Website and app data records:
__________

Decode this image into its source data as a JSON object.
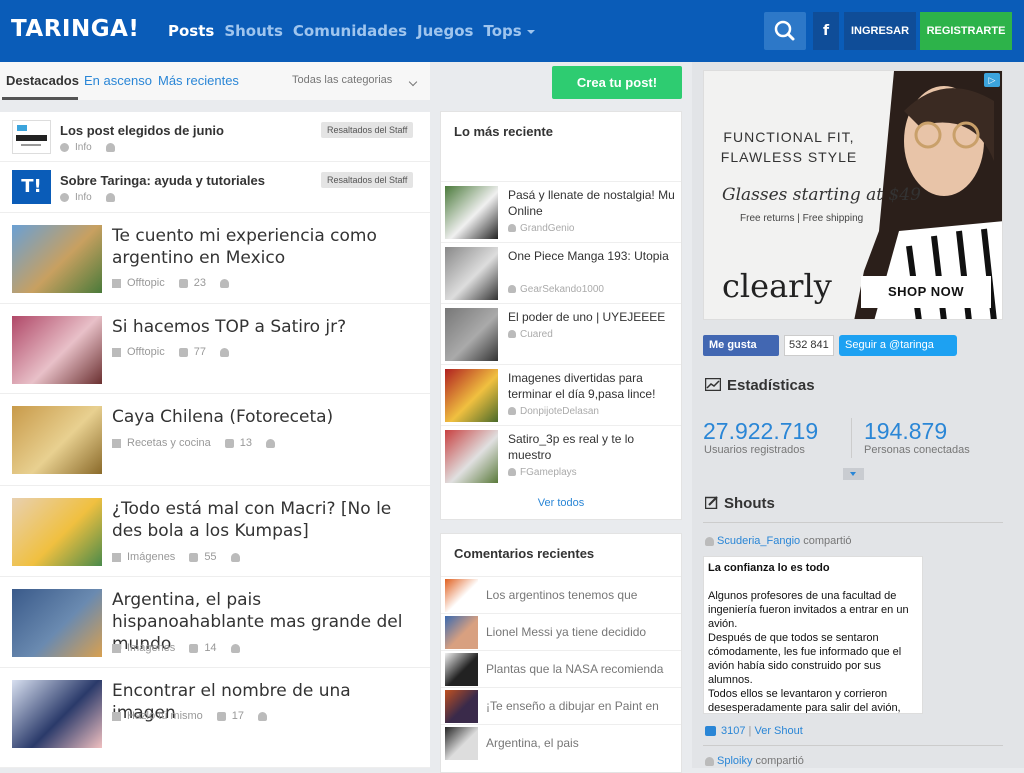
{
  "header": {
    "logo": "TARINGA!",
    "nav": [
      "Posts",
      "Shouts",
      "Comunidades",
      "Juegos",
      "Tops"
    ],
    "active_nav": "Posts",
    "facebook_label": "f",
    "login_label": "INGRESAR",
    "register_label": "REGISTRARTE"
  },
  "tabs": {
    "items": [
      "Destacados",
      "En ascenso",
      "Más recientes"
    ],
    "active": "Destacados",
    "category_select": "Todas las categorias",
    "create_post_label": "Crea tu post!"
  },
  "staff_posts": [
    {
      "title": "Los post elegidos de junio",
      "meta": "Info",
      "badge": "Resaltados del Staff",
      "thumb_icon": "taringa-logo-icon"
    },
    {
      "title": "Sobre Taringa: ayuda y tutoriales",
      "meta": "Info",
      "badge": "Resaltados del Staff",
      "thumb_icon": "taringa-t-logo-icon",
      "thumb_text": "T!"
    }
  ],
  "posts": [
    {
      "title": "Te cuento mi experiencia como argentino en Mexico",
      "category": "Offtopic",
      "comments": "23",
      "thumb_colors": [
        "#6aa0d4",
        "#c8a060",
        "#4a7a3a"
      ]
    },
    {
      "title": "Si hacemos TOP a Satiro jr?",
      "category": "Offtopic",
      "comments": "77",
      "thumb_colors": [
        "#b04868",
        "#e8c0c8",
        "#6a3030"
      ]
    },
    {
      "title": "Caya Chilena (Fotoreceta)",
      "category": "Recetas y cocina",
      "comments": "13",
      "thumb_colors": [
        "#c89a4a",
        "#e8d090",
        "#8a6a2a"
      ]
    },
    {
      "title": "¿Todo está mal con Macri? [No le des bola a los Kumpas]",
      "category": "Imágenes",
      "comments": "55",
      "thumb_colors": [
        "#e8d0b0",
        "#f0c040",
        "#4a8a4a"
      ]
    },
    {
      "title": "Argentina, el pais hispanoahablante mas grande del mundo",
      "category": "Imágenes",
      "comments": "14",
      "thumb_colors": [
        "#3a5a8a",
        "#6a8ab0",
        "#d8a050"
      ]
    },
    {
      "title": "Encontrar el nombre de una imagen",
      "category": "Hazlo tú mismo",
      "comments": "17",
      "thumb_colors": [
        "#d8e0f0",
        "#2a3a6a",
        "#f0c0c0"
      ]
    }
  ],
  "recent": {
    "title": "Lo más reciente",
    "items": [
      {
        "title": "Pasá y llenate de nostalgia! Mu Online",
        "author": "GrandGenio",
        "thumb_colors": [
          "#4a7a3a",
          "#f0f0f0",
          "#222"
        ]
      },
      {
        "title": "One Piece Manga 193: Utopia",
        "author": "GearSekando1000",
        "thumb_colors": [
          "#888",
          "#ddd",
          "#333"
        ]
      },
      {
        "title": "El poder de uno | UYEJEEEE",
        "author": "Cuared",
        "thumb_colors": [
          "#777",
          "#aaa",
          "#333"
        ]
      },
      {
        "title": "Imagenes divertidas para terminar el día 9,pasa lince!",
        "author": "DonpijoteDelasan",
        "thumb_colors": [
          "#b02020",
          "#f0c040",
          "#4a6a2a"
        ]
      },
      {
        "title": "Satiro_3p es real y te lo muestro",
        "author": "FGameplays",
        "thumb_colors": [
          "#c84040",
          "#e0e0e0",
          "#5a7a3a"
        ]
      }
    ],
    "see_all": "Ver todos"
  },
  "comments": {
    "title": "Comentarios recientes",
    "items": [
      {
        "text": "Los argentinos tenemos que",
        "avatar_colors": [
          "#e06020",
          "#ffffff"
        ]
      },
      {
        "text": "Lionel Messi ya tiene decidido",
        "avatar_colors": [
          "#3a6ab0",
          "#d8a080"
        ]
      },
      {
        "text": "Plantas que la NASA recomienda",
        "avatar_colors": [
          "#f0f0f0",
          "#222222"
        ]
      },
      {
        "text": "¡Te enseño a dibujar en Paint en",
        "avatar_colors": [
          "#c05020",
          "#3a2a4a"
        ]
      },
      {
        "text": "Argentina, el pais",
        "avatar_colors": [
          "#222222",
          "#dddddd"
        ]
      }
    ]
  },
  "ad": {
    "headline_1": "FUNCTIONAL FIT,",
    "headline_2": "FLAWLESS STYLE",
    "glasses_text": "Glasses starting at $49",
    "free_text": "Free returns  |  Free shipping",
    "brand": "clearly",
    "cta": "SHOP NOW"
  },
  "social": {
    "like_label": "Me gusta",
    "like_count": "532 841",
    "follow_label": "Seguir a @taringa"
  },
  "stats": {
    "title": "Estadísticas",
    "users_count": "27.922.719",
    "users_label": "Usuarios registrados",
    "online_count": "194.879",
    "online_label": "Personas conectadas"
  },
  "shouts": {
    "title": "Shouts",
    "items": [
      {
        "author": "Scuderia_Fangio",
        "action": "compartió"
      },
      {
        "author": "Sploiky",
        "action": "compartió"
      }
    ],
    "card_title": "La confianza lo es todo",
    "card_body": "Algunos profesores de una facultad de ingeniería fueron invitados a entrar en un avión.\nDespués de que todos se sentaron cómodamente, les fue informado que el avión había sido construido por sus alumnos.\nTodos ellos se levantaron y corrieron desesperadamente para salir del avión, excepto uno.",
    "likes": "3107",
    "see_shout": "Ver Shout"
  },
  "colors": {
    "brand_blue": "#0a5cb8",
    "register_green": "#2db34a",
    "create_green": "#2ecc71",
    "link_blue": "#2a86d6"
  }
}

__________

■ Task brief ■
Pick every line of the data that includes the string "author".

■ Task solution ■
        "author": "GrandGenio",
        "author": "GearSekando1000",
        "author": "Cuared",
        "author": "DonpijoteDelasan",
        "author": "FGameplays",
        "author": "Scuderia_Fangio",
        "author": "Sploiky",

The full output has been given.